Good luck!

Nicholas


Gonna chime in here and say I don't really agree with the view that you've got to spend a significant chunk of change to get value out of a modular setup and I think it's a bad piece of advice we seem to give a lot on this forum. Not everyone needs to have 5k or 20k of Eurorack to enjoy themselves, learn, and have some fun, so the question is: what is your goal? If you'd like to get into modular to become the next EDM superstar then 1-2k is not going to cut it that's for sure, but if you'd like to make some cool sounds and get a more intuitive and more grounded understanding of synthesis with an instrument that has some open ended possibilities, 1 or 2k can go a long way, with the additional (to me huge) plus that it gets you away from your computer. So from my POV, best to encourage people's curiosity and small steps on the journey rather than focusing on an end goal that many aren't even interested in.

My 2 cents for the day!


@troux, that's a fair response. And I would agree, that it doesn't take so much to get "some cool sounds and get a more intuitive and more grounded understanding of synthesis with an instrument that has some open ended possibilities."

And of course @Camposoriol and other folks getting into modular (or considering it) are free to take whatever path seems good.

Cheers all,

Nicholas


Yep...you just have to be very "value conscious" when scouting out modules. Case in point: Noise Reap. Noise Reap's modules are inexpensive and often offer some downright warped takes on how "normal" modules work. Sure, they're kinda ugly (but legible!), but if you crave weird complex VCO behavior, they've got you fixed with something like their Paradox, which is just...not...RIGHT, but in all the "correct" ways for $120. So it IS possible to bring a small build in for $2k-ish, but again, you have to proceed VERY carefully and spend the time necessary to dig through the MG database for the "gold".


5) Fit in a Cold Mac to open up a bunch of logic and modulation capabilities and to find interesting ways to tie different elements together via its various output CVs, all coordinated by its main big old knob.

Could you please write what the main roles Cold Mac will play in this rack?
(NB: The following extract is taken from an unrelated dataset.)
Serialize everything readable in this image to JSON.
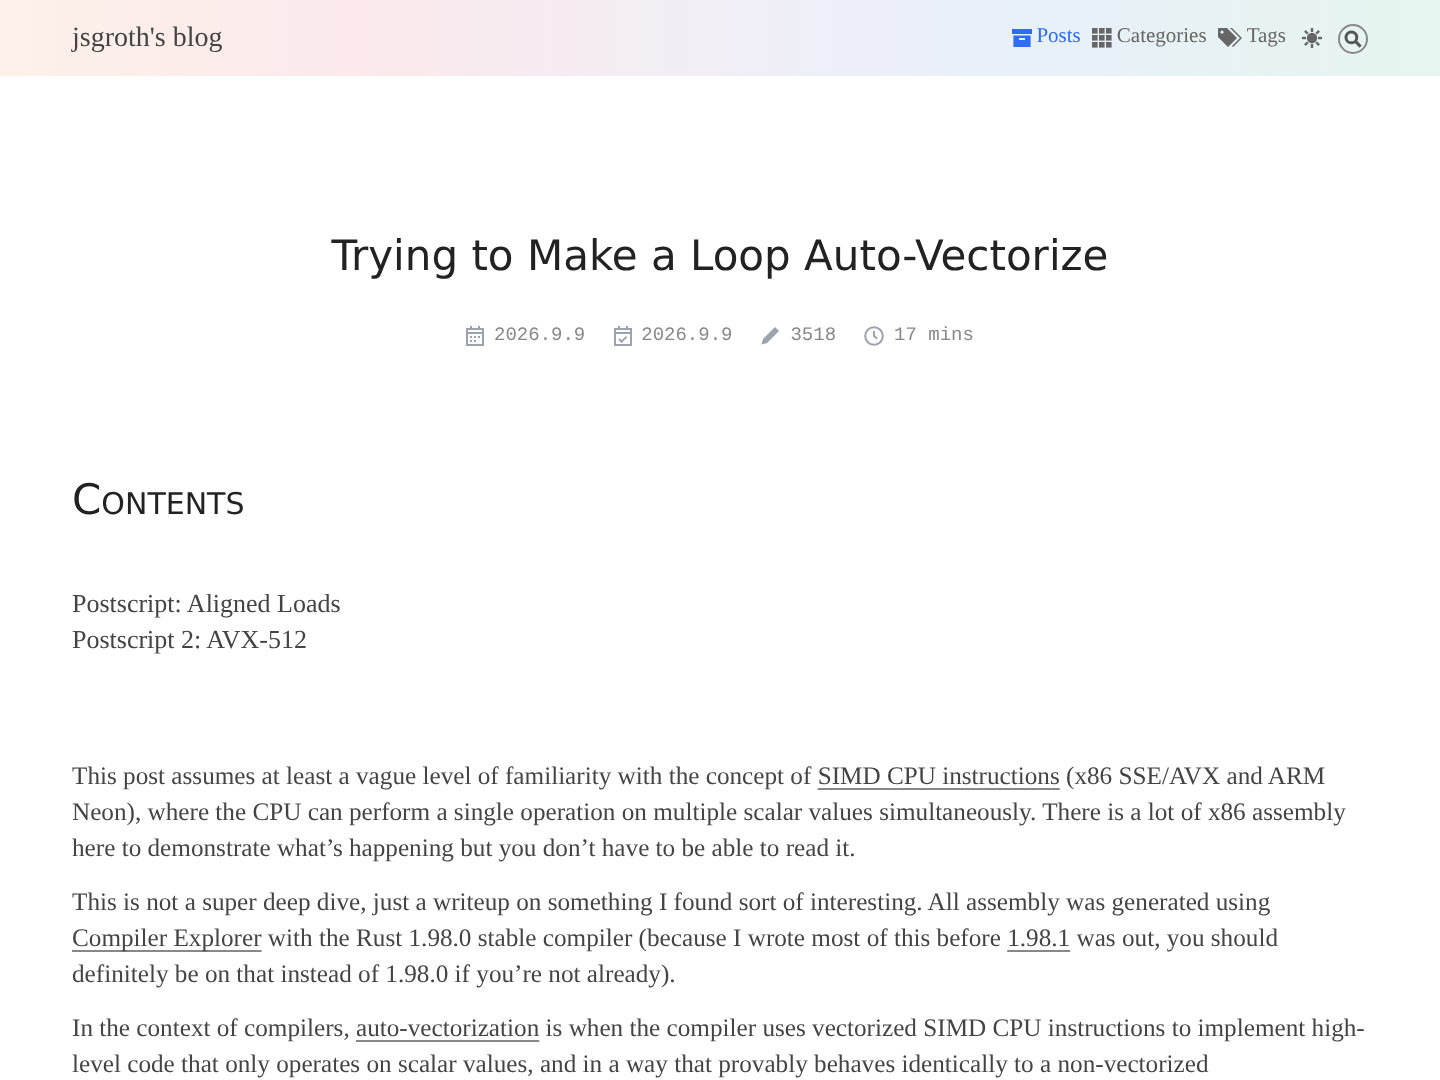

This module is a mystery to me.


It does quite a lot, in the rack I put together above you could, just as a few examples

1) Crossfade between different Dixie waveforms with the LEFT and RIGHT inputs
2) Use the AND and OR sections to generate even more rhythms from the DOT
3) Use AND or OR as wave rectifiers to get different harmonics
4) Use FOLLOW as an envelope follower
5) Use CREASE to introduce discontinuities in an LFO generated in Maths, turning one modulation source into two that are related and in sync but that aren't always moving in the same (or even inverted) directions.